laptop showing video conference meeting

Hybrid vs Flexible Work Models. Are they they same?

As the work environment evolves, businesses have been adjusting in many different ways – from workplace flexibility to remote working options, and hybrid models to make it a safe environment for employees and employers alike.

New work practices are slowly being explored and these various arrangements have played an important role in honing better work environments for professionals. With the shift currently ongoing, it’s important to understand that these usually overlooked factors actually play a big role in talent retention.

While lots of employees take into consideration salary, job description, and company culture, more often we are now seeing the importance of flexibility in the workplace as a key factor in work satisfaction.

When looking at job postings, sometimes the definitions of hybrid work and flexible work are mixed or interchangeable. So what is the difference between hybrid and flexible work models?

Flexible working

This is when the workplace provides, supports, and allows employees the means to adjust to changing contexts and circumstances when the need presents itself. Similar to how in the pandemic, lots of jobs had to shift to a work-from-home set-up, this can also change once conditions are safer. Other than this, it can also mean being able to work even from a different timezone, because conditions are adjustable and necessary.

These flexible working conditions allow for employees to have better work-life balance, and allow for talent retention. As the benefits overflow, leveraging workplace flexibility for engagement and productivity really does wonders, going past the traditional and burnout-prone nine-to-five working hours.

Hybrid working

The hybrid work model is having a work set-up that combines both remote and on-site work environments which are usually scheduled and agreed upon before the employee officially starts. It does not have a certain degree of certainty when it comes to working hours, but the location as to where the employee is reporting from changes in how many days a week.
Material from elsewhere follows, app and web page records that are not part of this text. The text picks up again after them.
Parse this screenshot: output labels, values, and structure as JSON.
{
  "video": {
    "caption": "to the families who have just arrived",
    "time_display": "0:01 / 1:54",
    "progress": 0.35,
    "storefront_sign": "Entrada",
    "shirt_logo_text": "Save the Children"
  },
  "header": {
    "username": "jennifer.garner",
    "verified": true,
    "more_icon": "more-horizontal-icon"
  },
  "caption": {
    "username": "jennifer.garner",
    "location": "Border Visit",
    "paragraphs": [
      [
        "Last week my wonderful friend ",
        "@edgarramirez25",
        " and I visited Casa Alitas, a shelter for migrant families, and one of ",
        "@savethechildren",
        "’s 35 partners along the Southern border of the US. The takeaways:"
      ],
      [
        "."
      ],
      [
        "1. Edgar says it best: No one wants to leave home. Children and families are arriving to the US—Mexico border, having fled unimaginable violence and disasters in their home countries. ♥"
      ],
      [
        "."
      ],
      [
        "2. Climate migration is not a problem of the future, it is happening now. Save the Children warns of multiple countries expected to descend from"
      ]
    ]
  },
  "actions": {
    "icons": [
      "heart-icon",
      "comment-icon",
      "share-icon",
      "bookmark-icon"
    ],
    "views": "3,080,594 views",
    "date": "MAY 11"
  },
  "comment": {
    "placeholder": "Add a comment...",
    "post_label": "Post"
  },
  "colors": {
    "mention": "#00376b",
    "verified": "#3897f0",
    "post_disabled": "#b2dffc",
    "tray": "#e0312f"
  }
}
The difference between the two is more than just the work arrangements, as flexible working highlights being able to focus on output rather than the number of hours put in a day.

For more information on how we can help you grow your business talk to us today.